◆ **What is expected**
Please filter the listing below and copy out the lines that hold "Ayuntamiento".

★ ★ ★

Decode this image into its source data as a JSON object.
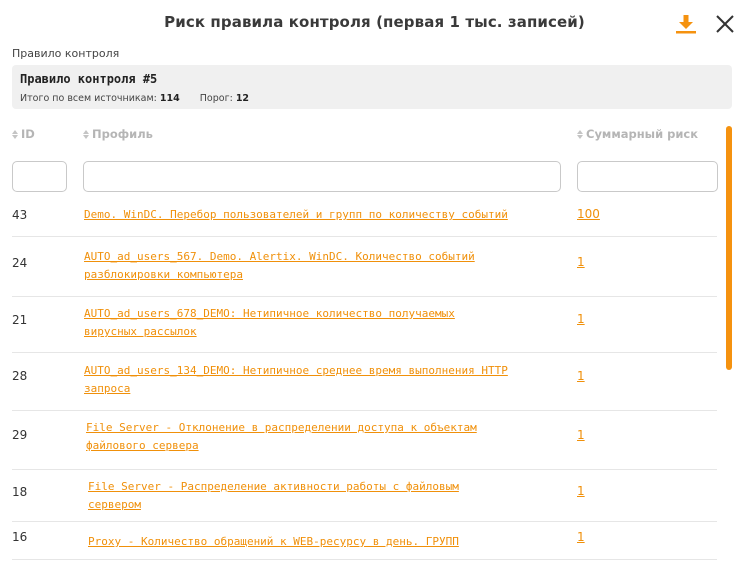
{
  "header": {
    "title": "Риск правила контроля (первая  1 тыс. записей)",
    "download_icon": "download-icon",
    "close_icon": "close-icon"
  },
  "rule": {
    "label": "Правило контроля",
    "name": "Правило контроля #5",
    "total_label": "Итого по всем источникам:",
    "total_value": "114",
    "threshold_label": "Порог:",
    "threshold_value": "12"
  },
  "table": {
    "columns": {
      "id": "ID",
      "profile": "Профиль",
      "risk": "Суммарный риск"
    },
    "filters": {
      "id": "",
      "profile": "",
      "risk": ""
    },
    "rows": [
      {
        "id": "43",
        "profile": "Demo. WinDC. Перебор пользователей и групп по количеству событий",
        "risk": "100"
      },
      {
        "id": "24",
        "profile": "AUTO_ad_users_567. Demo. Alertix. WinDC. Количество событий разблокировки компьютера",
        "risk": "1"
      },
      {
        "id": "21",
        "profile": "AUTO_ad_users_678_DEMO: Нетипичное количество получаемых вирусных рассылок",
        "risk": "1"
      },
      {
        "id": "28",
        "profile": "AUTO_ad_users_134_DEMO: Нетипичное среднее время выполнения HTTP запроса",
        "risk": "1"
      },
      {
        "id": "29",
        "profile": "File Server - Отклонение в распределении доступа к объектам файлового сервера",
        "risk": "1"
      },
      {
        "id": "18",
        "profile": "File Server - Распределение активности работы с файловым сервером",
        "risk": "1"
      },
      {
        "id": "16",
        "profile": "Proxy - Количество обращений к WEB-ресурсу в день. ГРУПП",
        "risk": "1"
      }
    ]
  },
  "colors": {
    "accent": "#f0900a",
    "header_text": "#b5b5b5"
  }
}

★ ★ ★

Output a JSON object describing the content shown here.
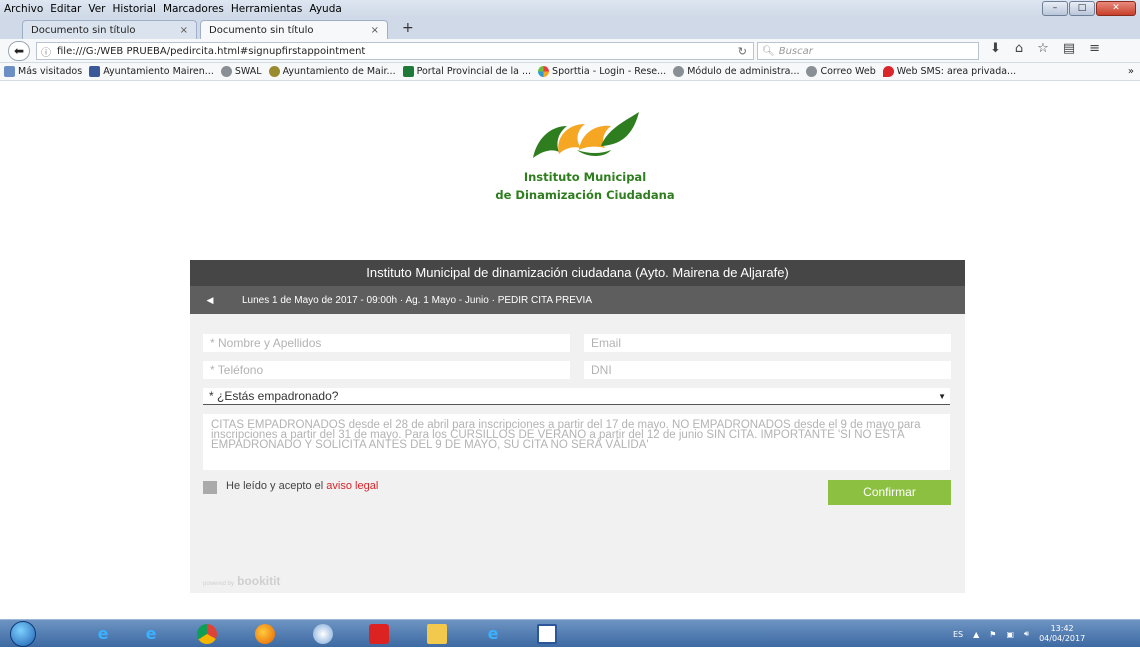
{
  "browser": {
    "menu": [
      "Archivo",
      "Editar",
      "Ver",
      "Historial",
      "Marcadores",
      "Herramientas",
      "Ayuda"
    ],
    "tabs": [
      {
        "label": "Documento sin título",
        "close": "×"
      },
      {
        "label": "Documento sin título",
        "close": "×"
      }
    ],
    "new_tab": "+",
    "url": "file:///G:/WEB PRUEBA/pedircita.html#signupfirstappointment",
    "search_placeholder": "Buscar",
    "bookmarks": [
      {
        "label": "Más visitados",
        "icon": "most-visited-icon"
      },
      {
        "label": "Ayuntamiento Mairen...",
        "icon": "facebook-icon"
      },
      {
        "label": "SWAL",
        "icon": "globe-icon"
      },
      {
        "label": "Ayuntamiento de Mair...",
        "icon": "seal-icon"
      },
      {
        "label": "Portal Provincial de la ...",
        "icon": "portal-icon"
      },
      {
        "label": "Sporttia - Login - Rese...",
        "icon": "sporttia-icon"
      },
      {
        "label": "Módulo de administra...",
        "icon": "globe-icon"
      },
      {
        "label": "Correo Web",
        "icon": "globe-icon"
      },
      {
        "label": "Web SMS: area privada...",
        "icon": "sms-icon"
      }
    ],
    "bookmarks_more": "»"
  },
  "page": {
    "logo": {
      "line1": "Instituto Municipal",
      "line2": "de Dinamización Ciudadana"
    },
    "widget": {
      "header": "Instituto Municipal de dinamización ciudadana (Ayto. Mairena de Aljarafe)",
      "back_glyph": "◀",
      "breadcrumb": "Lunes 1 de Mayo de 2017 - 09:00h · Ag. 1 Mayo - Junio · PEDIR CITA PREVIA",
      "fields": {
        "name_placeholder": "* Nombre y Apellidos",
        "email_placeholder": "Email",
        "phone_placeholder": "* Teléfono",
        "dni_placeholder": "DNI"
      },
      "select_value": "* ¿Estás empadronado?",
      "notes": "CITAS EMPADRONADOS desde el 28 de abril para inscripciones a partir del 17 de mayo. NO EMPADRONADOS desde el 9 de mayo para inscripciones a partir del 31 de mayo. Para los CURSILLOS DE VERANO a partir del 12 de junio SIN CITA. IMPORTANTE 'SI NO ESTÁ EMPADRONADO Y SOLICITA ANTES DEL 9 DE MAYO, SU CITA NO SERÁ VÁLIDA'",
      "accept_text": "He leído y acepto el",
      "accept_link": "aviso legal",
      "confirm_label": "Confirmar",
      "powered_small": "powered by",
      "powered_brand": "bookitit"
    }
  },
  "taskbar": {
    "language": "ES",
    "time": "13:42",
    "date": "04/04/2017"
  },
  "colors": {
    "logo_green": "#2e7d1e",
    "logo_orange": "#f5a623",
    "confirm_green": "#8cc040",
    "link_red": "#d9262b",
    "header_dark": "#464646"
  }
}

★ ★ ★

◆ **Task answer**
        "label": "Ayuntamiento Mairen...",
        "label": "Ayuntamiento de Mair...",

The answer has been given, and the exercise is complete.